Working from home is becoming more mainstreamed with 43% of American workers working remotely part of the time, and this number is seeing growth every year. Helpful WTW (what to wear) when WFH (work from home) articles from the Wall Street Journal seek to inform new wfh-ers how to properly dress, instead of the pajamas most probably never change out of, this helpful article suggests you wear $4,160 earrings and $690 slingbacks instead.
As the nature of work changes it has knock on effects, more tangible than an uptick in purchases of $4,160 earrings:
- The crusher of all industries, Millennials, have been blamed for the downturn in buying lunch– with Boomers exiting the workforce and Millennials working from home with flexible schedules, American’s annual lunch purchases at a restaurant are down to 61 in 2018 from 72 in 2008.
- What is bad for one industry is good for another. The work from homers who feel like loners can join a co-working space. Co-working juggernaut WeWork has become a unicorn, earning their valuation for shepherding in unlimited beer on tap at their co-working spaces (the unlimited policy has been eliminated due to its bro-y overtones). Over 1,000 coworking spaces opened in the US in 2018, and the space seems poised for more growth.

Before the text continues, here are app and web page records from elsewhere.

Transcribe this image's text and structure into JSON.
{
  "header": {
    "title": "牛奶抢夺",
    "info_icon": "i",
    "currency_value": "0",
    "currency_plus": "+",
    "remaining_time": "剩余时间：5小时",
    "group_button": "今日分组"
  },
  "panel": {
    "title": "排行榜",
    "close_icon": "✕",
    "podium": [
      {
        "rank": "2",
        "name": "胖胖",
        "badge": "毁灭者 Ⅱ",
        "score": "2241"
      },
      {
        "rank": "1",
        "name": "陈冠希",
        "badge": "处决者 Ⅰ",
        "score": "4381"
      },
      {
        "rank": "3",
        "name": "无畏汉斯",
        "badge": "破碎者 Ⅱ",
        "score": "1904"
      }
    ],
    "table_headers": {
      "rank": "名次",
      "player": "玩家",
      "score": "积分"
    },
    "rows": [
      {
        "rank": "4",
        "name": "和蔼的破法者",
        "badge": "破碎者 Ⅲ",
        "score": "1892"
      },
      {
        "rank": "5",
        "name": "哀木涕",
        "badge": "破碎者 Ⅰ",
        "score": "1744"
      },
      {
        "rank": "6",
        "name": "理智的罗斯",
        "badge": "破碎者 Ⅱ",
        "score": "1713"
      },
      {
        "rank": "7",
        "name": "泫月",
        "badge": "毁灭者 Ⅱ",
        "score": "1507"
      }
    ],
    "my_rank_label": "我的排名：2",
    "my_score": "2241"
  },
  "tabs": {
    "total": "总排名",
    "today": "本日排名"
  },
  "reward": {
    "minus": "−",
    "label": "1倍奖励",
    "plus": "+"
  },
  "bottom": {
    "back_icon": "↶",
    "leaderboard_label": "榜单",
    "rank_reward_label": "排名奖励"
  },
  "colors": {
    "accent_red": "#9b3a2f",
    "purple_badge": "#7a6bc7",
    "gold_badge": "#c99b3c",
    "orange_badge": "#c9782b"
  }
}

- Software tools are also benefiting from the shift to a more relaxed home work place. There are countless tools marketed to the work from home professional who wants to be productive – Evernote to manage your time (time should be spent on work and not Netflix); Todoist to prepare to-do lists (to do: work; not to do: nap); MindMeister to be a desktop notepad to doodle ideas (doodle: workflow diagram; don’t doodle: your boss’s face).
Work from home may be the norm for some now; but when robots take everyone’s jobs we may be missing the familiar walls of the soul-crushing cubicle and awkward chats at the water cooler.
Read last week’s edition of Friday Five: Controversy in the gig economy, Beyond Meat beyond expectations, and Macy’s latest dish not the hit of the party